Sunday, November 2, 2008
"The existence of forgetting has never been proved: we only know that some things don't come to mind when we want them."
I frequently pause at the fridge door, hand outstretched, struggling to recall what snack it was I had been intending to fetch. Or I freeze vacantly before the cupboard, or storage closet, or keyboard, or find myself at a loss when talking to my mother, fighting to tell her something that had moments ago been terribly urgent, unable despite my best efforts to bring it to mind.
Yet when Mater starts to tell me some news of home, for which she must first recall the name of a little boy she temporarily tutored a decade ago- a child I never met and only heard of in relation to his tragic inability to spell elementary words- I close my eyes and his name, unassuming and commonplace, floats forth and allows me to supply Mater with the answer she seeks, startling the pair of us in the process.
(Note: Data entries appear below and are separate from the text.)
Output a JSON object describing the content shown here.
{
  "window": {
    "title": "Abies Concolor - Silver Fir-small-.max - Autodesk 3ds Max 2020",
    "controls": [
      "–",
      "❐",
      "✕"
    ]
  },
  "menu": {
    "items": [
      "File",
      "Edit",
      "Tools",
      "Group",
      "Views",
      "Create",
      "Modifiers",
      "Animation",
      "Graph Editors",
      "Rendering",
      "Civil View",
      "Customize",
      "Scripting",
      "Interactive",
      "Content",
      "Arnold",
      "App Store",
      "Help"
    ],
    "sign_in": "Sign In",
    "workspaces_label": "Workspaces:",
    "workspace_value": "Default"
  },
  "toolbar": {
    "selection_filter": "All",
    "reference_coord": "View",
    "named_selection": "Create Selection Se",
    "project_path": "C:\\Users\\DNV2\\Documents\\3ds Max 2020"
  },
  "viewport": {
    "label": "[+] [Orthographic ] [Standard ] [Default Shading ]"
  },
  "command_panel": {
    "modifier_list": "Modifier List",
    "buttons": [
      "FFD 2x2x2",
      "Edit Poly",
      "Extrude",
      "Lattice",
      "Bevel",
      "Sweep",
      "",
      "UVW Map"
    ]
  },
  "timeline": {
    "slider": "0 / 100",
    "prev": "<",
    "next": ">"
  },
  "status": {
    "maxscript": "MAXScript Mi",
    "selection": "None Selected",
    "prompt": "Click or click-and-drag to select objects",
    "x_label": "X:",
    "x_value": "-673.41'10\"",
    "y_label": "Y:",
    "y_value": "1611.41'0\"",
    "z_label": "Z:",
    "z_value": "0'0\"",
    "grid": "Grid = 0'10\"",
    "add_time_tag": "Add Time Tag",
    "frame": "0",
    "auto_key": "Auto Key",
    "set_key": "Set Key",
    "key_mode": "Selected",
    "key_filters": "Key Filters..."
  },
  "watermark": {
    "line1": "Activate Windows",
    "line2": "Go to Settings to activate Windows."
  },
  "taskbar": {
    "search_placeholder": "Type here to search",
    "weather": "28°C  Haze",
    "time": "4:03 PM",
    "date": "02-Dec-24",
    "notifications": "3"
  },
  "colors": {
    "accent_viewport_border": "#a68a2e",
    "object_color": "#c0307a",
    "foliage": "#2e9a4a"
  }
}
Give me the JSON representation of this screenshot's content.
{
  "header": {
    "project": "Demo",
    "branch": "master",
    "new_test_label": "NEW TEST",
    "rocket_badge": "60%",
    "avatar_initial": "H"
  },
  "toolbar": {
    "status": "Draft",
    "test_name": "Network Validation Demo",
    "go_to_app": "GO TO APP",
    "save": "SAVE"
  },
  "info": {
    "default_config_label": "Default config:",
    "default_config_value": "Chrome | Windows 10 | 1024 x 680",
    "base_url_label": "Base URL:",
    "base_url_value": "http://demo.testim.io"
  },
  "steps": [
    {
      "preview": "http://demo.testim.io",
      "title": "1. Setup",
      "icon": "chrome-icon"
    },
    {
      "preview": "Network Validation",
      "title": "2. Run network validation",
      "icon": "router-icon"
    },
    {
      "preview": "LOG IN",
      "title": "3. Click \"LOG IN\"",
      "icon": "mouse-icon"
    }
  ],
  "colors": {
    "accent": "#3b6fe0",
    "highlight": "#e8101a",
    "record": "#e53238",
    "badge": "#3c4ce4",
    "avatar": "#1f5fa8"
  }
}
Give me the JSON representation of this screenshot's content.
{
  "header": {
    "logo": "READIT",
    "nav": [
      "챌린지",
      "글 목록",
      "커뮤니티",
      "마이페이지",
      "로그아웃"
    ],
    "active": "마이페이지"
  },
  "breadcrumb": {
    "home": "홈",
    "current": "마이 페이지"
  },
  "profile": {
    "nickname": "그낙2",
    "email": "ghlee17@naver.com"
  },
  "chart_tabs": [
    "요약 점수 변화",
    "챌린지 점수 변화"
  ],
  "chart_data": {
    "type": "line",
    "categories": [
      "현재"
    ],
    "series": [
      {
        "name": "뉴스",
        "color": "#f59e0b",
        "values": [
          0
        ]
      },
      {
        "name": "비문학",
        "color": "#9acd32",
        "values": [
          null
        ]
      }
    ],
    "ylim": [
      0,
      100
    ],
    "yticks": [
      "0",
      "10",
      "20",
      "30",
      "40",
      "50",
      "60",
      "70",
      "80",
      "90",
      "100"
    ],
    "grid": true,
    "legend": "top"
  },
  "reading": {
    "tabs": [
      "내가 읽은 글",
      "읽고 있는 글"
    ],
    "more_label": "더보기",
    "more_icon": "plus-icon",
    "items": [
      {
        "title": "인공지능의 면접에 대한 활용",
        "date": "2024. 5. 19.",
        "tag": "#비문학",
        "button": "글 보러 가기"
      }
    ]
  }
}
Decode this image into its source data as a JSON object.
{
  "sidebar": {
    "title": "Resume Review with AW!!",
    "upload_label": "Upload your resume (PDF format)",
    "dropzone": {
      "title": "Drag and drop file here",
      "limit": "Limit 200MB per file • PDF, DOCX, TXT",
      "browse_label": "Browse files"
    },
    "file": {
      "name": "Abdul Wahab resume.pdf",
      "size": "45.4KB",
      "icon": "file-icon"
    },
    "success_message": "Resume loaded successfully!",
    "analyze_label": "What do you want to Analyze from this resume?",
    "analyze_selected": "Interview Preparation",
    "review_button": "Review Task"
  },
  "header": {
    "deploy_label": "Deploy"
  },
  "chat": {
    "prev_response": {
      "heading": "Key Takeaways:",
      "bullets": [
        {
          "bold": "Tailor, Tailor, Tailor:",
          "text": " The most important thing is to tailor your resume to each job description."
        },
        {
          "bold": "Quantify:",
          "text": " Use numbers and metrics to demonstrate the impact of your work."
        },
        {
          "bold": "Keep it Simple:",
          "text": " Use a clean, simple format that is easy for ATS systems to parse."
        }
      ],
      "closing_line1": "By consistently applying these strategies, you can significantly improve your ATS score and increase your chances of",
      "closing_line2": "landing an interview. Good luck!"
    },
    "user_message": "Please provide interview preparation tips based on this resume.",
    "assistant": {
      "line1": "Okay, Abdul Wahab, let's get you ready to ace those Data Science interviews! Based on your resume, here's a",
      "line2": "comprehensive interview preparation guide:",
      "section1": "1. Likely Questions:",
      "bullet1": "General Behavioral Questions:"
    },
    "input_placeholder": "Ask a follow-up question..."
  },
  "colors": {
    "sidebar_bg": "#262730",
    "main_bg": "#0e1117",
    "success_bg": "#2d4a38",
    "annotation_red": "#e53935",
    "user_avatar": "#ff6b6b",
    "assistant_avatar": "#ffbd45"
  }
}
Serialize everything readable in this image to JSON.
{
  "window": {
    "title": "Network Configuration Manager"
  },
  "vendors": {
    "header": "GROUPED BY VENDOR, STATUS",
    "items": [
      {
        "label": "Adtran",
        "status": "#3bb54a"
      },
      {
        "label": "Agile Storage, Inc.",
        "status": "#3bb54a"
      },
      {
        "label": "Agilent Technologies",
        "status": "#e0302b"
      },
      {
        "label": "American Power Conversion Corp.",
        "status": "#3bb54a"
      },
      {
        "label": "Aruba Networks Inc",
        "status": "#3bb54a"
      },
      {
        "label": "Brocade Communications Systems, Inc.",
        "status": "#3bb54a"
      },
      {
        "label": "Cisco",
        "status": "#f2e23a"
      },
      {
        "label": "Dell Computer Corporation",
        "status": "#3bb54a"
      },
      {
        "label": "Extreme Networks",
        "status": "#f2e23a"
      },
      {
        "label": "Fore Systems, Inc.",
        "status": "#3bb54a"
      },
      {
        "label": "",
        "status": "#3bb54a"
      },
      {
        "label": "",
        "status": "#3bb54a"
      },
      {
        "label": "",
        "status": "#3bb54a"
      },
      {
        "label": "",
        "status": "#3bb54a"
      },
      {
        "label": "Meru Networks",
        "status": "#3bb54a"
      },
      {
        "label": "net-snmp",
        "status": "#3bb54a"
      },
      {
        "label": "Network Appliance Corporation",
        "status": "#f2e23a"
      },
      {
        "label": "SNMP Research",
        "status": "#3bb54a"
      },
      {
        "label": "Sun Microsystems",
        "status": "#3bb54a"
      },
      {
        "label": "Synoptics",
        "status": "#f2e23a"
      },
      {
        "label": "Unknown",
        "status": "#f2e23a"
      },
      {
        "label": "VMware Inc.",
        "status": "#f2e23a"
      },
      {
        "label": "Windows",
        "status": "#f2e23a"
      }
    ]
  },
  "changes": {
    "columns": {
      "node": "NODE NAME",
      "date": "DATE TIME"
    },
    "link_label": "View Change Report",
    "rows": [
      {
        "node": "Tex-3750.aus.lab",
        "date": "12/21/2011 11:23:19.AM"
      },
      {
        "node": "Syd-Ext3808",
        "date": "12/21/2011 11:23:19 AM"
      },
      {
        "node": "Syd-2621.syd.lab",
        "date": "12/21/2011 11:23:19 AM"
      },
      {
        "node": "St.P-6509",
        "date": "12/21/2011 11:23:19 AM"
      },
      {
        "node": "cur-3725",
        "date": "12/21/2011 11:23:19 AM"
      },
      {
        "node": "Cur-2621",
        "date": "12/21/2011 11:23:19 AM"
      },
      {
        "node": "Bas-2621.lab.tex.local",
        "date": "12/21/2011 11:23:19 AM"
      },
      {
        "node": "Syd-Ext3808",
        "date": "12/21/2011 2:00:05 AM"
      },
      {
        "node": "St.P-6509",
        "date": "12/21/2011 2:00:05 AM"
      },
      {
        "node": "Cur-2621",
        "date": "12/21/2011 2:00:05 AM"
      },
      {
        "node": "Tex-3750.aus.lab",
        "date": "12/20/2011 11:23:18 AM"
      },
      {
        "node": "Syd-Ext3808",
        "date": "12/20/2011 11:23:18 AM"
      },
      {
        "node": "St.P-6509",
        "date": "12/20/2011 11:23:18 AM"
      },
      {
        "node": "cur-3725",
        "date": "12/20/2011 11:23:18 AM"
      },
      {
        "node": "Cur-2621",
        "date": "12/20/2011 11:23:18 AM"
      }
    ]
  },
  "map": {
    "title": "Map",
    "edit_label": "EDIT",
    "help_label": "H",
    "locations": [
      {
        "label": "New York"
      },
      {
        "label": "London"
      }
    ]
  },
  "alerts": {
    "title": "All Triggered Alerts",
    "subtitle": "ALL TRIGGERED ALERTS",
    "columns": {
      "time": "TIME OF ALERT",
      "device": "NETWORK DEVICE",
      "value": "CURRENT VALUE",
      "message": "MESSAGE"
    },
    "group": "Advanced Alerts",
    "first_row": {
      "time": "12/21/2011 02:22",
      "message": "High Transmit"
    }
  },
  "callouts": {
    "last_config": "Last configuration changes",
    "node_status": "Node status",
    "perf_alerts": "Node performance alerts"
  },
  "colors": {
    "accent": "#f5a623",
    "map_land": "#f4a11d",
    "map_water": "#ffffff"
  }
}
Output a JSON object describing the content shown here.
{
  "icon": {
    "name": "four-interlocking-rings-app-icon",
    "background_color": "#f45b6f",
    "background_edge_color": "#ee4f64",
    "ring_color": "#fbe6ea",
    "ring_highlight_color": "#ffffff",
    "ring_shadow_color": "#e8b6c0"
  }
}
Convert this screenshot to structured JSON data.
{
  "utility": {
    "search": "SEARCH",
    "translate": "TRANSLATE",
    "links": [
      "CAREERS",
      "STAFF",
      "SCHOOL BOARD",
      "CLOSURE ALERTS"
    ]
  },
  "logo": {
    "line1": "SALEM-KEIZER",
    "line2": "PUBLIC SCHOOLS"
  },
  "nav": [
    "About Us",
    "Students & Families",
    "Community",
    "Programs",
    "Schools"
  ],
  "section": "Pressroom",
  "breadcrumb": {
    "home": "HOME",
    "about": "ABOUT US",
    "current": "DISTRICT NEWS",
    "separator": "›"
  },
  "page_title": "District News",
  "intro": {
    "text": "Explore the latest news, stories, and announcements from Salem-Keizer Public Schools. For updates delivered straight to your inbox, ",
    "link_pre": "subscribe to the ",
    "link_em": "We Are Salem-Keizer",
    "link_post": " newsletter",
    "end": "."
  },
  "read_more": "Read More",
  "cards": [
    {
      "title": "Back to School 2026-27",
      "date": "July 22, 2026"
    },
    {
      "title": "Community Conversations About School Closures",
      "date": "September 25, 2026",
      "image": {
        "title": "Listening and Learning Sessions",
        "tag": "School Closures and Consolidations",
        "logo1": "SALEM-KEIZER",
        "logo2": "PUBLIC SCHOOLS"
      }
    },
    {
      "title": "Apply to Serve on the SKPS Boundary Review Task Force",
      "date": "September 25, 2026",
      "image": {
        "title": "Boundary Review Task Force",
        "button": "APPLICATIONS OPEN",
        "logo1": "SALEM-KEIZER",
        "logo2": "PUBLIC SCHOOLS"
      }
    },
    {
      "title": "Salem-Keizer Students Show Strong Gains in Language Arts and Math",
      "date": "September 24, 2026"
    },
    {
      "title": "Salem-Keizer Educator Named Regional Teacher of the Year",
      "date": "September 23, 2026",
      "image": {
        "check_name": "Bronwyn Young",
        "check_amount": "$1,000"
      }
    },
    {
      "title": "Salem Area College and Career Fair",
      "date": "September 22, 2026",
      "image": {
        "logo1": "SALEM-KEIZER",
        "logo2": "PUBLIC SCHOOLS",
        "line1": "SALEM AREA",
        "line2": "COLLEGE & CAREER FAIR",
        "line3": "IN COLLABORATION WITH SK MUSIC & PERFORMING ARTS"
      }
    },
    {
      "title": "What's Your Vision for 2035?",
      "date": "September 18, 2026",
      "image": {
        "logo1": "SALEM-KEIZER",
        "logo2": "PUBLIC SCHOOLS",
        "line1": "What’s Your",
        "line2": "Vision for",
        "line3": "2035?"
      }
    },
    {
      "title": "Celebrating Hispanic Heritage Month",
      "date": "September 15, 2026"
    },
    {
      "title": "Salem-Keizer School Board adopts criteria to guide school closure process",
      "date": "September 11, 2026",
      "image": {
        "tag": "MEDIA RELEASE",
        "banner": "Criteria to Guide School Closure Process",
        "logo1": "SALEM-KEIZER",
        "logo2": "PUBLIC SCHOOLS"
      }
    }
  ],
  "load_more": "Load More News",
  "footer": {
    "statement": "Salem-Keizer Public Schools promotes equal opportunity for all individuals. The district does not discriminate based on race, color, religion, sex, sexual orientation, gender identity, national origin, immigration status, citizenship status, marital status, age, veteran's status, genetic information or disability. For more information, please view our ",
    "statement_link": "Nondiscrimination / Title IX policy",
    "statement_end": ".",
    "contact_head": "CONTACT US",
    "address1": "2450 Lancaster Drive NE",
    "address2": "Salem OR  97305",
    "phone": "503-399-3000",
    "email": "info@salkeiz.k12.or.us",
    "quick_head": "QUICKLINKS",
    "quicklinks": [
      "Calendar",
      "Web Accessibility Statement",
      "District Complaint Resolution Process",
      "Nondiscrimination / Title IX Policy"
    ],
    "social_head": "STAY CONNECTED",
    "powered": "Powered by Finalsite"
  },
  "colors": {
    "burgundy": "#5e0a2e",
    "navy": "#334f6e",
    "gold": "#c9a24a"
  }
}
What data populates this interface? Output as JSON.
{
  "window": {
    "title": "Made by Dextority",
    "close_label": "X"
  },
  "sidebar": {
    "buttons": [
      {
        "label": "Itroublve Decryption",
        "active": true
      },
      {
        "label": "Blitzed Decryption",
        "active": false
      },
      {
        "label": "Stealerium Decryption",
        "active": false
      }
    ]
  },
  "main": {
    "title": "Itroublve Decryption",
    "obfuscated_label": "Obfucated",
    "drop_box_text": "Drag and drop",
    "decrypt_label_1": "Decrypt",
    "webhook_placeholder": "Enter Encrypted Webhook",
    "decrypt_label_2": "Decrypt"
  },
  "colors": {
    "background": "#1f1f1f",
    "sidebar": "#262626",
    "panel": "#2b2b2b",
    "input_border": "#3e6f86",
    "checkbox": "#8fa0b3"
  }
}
There is no accounting for memory, or the lack of it, or what mundane details we choose to keep with us.
Posted by Phyllis Hunt McGowan at 7:15 AM